An unfortunate reality in the world today is that children with special needs are often abused in their schools. And now with nearly 250 reports of neglect and abuse taking place in the last two years in Australia’s New South Wales (NSW) public schools, the government is investigating.
The stories are disturbing.
Manning Gardens Public School, for example, gave an utterly appalling response to a mother who confronted them about the way they were treating her seven-year-old autistic son, Thomas. It turned out that the school had been restraining the nonverbal boy by tying him to chairs.
His mom, Georgina Maker-North, demanded a meeting with the school and was horrified when she was shown the chairs to which her son was tied. Maker-North has no idea how often and for how long Thomas was restrained, but she reckons it was on a daily basis and for several hours, judging by the way the school referred to the chairs as “Thomas’ chairs.”
Even worse, the school expressed no concern or remorse about what was going on.
“When I saw the chairs it was shown like it was a great show-and-tell piece: ‘they were fabulous,'” the Aussie mom said.
Naturally, Maker-North was upset. And then the school responded in a way that left her “gobsmacked,” as she recounted: “Would it [be] better if we got some more aesthetically pleasing chairs?”
Maker-North filed a complaint and received a letter from the NSW School Department in return: “A finding has been made there was sufficient evidence to support that some of the alleged conduct occurred. Appropriate follow-up action has been taken,” it said.

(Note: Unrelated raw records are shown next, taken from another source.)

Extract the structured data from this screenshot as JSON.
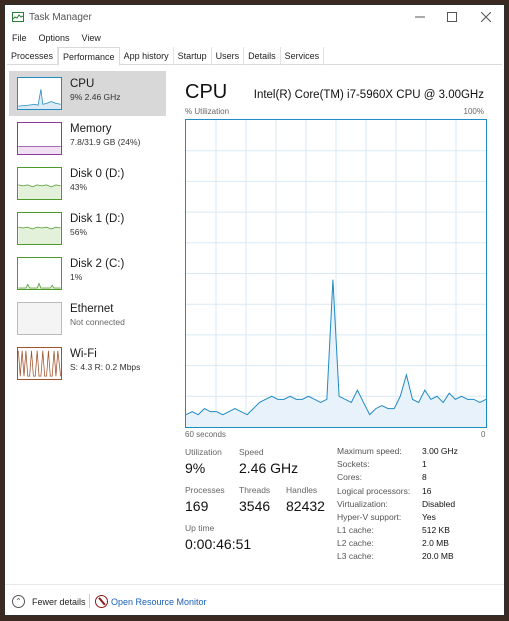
{
  "window": {
    "title": "Task Manager"
  },
  "menu": [
    "File",
    "Options",
    "View"
  ],
  "tabs": [
    "Processes",
    "Performance",
    "App history",
    "Startup",
    "Users",
    "Details",
    "Services"
  ],
  "sidebar": [
    {
      "title": "CPU",
      "subtitle": "9%  2.46 GHz",
      "color": "#1f8ac4"
    },
    {
      "title": "Memory",
      "subtitle": "7.8/31.9 GB (24%)",
      "color": "#8b3a9c"
    },
    {
      "title": "Disk 0 (D:)",
      "subtitle": "43%",
      "color": "#4d9a2a"
    },
    {
      "title": "Disk 1 (D:)",
      "subtitle": "56%",
      "color": "#4d9a2a"
    },
    {
      "title": "Disk 2 (C:)",
      "subtitle": "1%",
      "color": "#4d9a2a"
    },
    {
      "title": "Ethernet",
      "subtitle": "Not connected",
      "color": "#999999"
    },
    {
      "title": "Wi-Fi",
      "subtitle": "S: 4.3  R: 0.2 Mbps",
      "color": "#a0522d"
    }
  ],
  "main": {
    "title": "CPU",
    "cpu_name": "Intel(R) Core(TM) i7-5960X CPU @ 3.00GHz",
    "util_label": "% Utilization",
    "util_max": "100%",
    "time_left": "60 seconds",
    "time_right": "0",
    "utilization_label": "Utilization",
    "utilization_value": "9%",
    "speed_label": "Speed",
    "speed_value": "2.46 GHz",
    "processes_label": "Processes",
    "processes_value": "169",
    "threads_label": "Threads",
    "threads_value": "3546",
    "handles_label": "Handles",
    "handles_value": "82432",
    "uptime_label": "Up time",
    "uptime_value": "0:00:46:51"
  },
  "specs": [
    {
      "label": "Maximum speed:",
      "value": "3.00 GHz"
    },
    {
      "label": "Sockets:",
      "value": "1"
    },
    {
      "label": "Cores:",
      "value": "8"
    },
    {
      "label": "Logical processors:",
      "value": "16"
    },
    {
      "label": "Virtualization:",
      "value": "Disabled"
    },
    {
      "label": "Hyper-V support:",
      "value": "Yes"
    },
    {
      "label": "L1 cache:",
      "value": "512 KB"
    },
    {
      "label": "L2 cache:",
      "value": "2.0 MB"
    },
    {
      "label": "L3 cache:",
      "value": "20.0 MB"
    }
  ],
  "footer": {
    "fewer_details": "Fewer details",
    "open_resource_monitor": "Open Resource Monitor"
  },
  "cpu_history": [
    4,
    5,
    4,
    6,
    5,
    5,
    4,
    5,
    6,
    5,
    4,
    6,
    8,
    9,
    10,
    9,
    9,
    10,
    9,
    9,
    10,
    9,
    8,
    9,
    48,
    10,
    9,
    8,
    12,
    8,
    4,
    6,
    7,
    6,
    6,
    10,
    17,
    9,
    8,
    12,
    9,
    10,
    8,
    11,
    9,
    10,
    9,
    9,
    8,
    9
  ]
}
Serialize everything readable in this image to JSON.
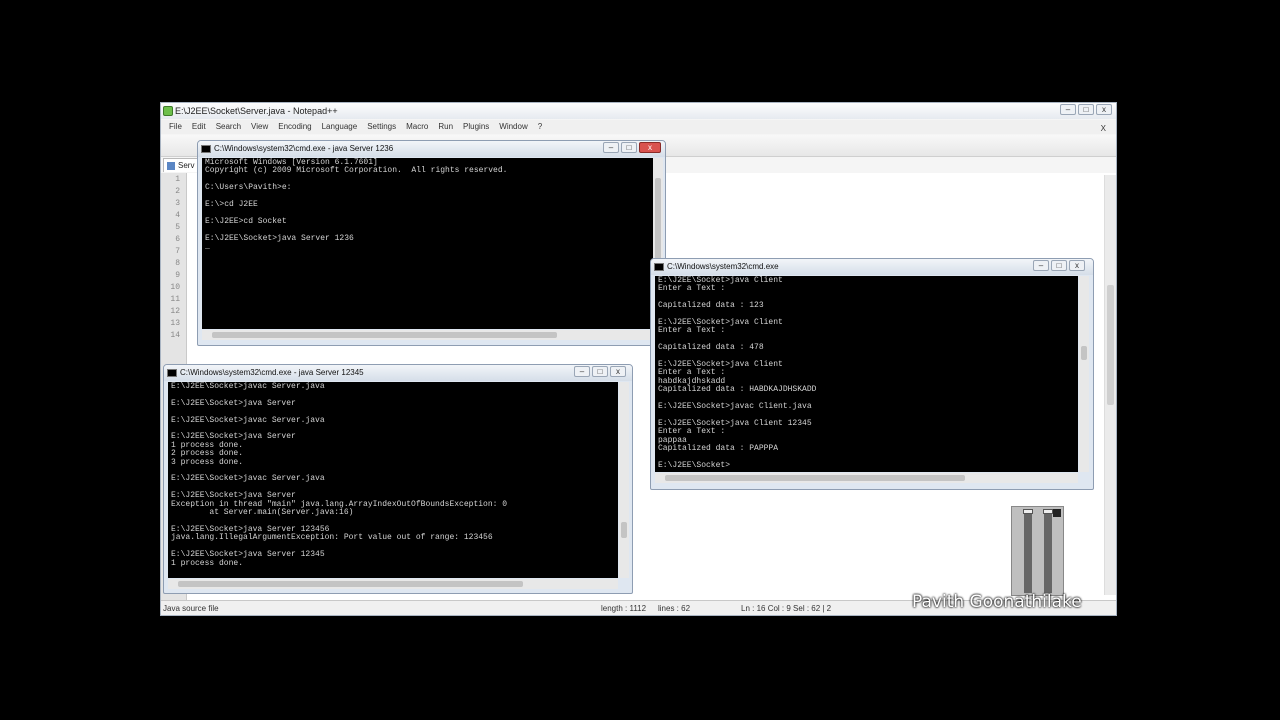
{
  "notepad": {
    "title": "E:\\J2EE\\Socket\\Server.java - Notepad++",
    "menu": [
      "File",
      "Edit",
      "Search",
      "View",
      "Encoding",
      "Language",
      "Settings",
      "Macro",
      "Run",
      "Plugins",
      "Window",
      "?"
    ],
    "menu_close": "X",
    "tab_label": "Serv",
    "line_numbers": [
      "1",
      "2",
      "3",
      "4",
      "5",
      "6",
      "7",
      "8",
      "9",
      "10",
      "11",
      "12",
      "13",
      "14"
    ],
    "status": {
      "filetype": "Java source file",
      "length": "length : 1112",
      "lines": "lines : 62",
      "position": "Ln : 16   Col : 9   Sel : 62 | 2"
    }
  },
  "cmd1": {
    "title": "C:\\Windows\\system32\\cmd.exe - java  Server 1236",
    "text": "Microsoft Windows [Version 6.1.7601]\nCopyright (c) 2009 Microsoft Corporation.  All rights reserved.\n\nC:\\Users\\Pavith>e:\n\nE:\\>cd J2EE\n\nE:\\J2EE>cd Socket\n\nE:\\J2EE\\Socket>java Server 1236\n_"
  },
  "cmd2": {
    "title": "C:\\Windows\\system32\\cmd.exe - java  Server 12345",
    "text": "E:\\J2EE\\Socket>javac Server.java\n\nE:\\J2EE\\Socket>java Server\n\nE:\\J2EE\\Socket>javac Server.java\n\nE:\\J2EE\\Socket>java Server\n1 process done.\n2 process done.\n3 process done.\n\nE:\\J2EE\\Socket>javac Server.java\n\nE:\\J2EE\\Socket>java Server\nException in thread \"main\" java.lang.ArrayIndexOutOfBoundsException: 0\n        at Server.main(Server.java:16)\n\nE:\\J2EE\\Socket>java Server 123456\njava.lang.IllegalArgumentException: Port value out of range: 123456\n\nE:\\J2EE\\Socket>java Server 12345\n1 process done."
  },
  "cmd3": {
    "title": "C:\\Windows\\system32\\cmd.exe",
    "text": "E:\\J2EE\\Socket>java Client\nEnter a Text :\n\nCapitalized data : 123\n\nE:\\J2EE\\Socket>java Client\nEnter a Text :\n\nCapitalized data : 478\n\nE:\\J2EE\\Socket>java Client\nEnter a Text :\nhabdkajdhskadd\nCapitalized data : HABDKAJDHSKADD\n\nE:\\J2EE\\Socket>javac Client.java\n\nE:\\J2EE\\Socket>java Client 12345\nEnter a Text :\npappaa\nCapitalized data : PAPPPA\n\nE:\\J2EE\\Socket>"
  },
  "window_buttons": {
    "minimize": "–",
    "maximize": "□",
    "close": "x"
  },
  "watermark": "Pavith Goonathilake"
}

In another story, a 15-year-old named Austin Franks was moved around Pennant Hills High School with boxing pads. Franks is also nonverbal and thus was unable to tell his family why he was self-injuring and struggling to sleep…and why he was coming home from school “covered in blood.” When his mother, Caroline Franks, called the school to investigate, they said they were clueless.
“They would say, ‘oh, we don’t know, we don’t know what’s caused it.’ They failed to mention he was being pushed around with boxing batons or screamed at or not allowed to go to the toilet or access his sandwiches or anything like that.”
It wasn’t until they teamed up with psychology intern Tanya Shenoy that they discovered the truth. Shenoy accompanied Austin at school and reported back the horrifying situation. Of course, the family pulled Austin from the school.
In light of these horrifying reports, NSW Minister for Education Rob Stokes has allegedly told the Education Department to “review procedures and provide more training to teachers.”
However, these situations come to show that there is a huge problem in many schools.
A. Stout received a Bachelor of Arts in Writing through Grand Valley State University, graduating Magna Cum Laude in 2015. In addition to being a passionate autism advocate, she is a member of various fandoms, a study abroad alumna, and an animal lover. She dreams of publishing novels and traveling all over the world someday.